Nothing has changed the complexion of the modern law firm more than the phenomenon of the lateral partner. Here is a statistic that will startle you: 45 per cent of all partners in major US firms came as lateral senior associates or partners. Lateral partners have made enormous contributions to many firms and have destroyed the cultures of others. The cardinal rules for the acquisition of lateral lawyers are careful selection and due diligence. Too few firms limit their due diligence to economic issues and fail to put enough weight on personality and past problems. Personalities rarely change. Also, do not hire lateral lawyers on the concept of filling empty space or simply sharing overhead. It would be more effective and more fun to fight with the landlord.
7. Failure to insist on quality of product and service:
Too many firms which pride themselves on quality of service simply do not live up to their billing. It is most interesting to interview partners of firms to ascertain why there is not more cross-selling and cooperation within the firm. Guess what the most common excuse is? "I do not trust the quality of some of our lawyers." And this comes from some of the best firms in the country. But quality of product does not mean over-lawyering; it means developing a culture in which lawyers are expected to produce their best, no matter what the time constraints and on the level of performance that the project demands - not what the lawyers think it demands. As important as quality of product is quality of service. For most clients, service price and quality of product is quality of service. Indeed, for most clients, service price and quality are at the same level. To quote from a recent client interview of a firm which is arrogant about its level of quality: "The quality is excellent, but no better than anyone else we use."
The firm's "bedside manner" with clients is non-existent - they will lose work.
8. Failure to establish competitive pricing policies:
We are in the midst of a philosophical change in pricing that is not going away. And a growing number of businesses are outsourcing legal work and cutting in-house staff. This work is generally a volume for fixed price transaction. Because this change will also reduce the number of law firms used by clients, there is the chance not only to increase business, but actually make a profit. For firms that can develop such relationships, there will be the return to a more personal and trusting relationship between client and lawyer.
9. Failure to invest in tech nology:
Firms must have an annual capital budget to invest in technology to connect the lawyer to the client.
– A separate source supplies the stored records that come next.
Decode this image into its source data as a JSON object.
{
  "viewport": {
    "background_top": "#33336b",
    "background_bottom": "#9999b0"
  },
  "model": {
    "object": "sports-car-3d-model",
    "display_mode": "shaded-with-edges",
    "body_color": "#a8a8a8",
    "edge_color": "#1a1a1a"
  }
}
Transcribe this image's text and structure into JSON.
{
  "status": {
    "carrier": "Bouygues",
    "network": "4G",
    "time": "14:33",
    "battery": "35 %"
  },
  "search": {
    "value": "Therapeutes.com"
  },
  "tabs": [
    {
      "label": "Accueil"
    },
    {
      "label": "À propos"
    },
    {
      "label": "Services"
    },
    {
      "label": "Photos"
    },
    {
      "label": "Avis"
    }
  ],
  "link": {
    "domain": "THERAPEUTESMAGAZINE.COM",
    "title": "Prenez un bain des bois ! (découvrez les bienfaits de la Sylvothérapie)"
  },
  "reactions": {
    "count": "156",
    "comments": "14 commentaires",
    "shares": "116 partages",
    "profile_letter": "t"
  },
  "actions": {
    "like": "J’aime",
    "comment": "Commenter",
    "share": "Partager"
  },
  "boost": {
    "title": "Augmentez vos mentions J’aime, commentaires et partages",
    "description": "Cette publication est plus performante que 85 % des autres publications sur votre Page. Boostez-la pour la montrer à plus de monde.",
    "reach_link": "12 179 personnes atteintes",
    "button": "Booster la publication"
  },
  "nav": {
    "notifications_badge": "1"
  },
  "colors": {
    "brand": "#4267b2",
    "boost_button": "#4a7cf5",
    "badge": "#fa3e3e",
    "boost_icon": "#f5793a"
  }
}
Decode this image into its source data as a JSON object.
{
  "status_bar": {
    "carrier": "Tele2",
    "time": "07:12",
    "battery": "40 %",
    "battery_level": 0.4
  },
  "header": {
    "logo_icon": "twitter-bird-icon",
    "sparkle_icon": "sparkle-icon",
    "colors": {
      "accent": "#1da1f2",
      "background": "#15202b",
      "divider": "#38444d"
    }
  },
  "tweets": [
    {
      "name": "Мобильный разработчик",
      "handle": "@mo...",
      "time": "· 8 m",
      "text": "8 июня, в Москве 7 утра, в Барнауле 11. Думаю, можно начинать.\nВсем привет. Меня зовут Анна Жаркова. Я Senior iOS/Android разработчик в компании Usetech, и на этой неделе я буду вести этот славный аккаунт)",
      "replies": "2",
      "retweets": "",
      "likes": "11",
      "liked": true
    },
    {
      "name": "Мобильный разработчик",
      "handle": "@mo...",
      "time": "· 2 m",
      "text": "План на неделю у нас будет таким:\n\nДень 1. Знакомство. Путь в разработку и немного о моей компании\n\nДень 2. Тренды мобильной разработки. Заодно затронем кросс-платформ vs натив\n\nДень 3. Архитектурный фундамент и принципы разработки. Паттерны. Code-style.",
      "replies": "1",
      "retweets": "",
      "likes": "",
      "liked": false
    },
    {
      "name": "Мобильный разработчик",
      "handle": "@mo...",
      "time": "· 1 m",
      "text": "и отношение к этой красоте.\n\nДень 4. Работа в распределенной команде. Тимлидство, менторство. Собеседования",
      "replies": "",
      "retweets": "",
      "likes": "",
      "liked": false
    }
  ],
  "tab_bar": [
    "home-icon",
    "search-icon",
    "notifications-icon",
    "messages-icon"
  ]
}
Such technology must be supported from leadership and managed by professionals with the ability to relate to clients. The smart firm would hire the type of technology people who can participate in proposal meetings for clients.
10. Failure to train lawyers in marketing skills:
I am not speaking of some of the silly stuff that many marketing consultants - especially image consultants and PR firms - attempt to sell. I mean sophisticated in-house marketing professionals who help lawyers develop personal and practice plans and consultants who can help lawyers obtain training in sales, client relations, presentation and writing skills.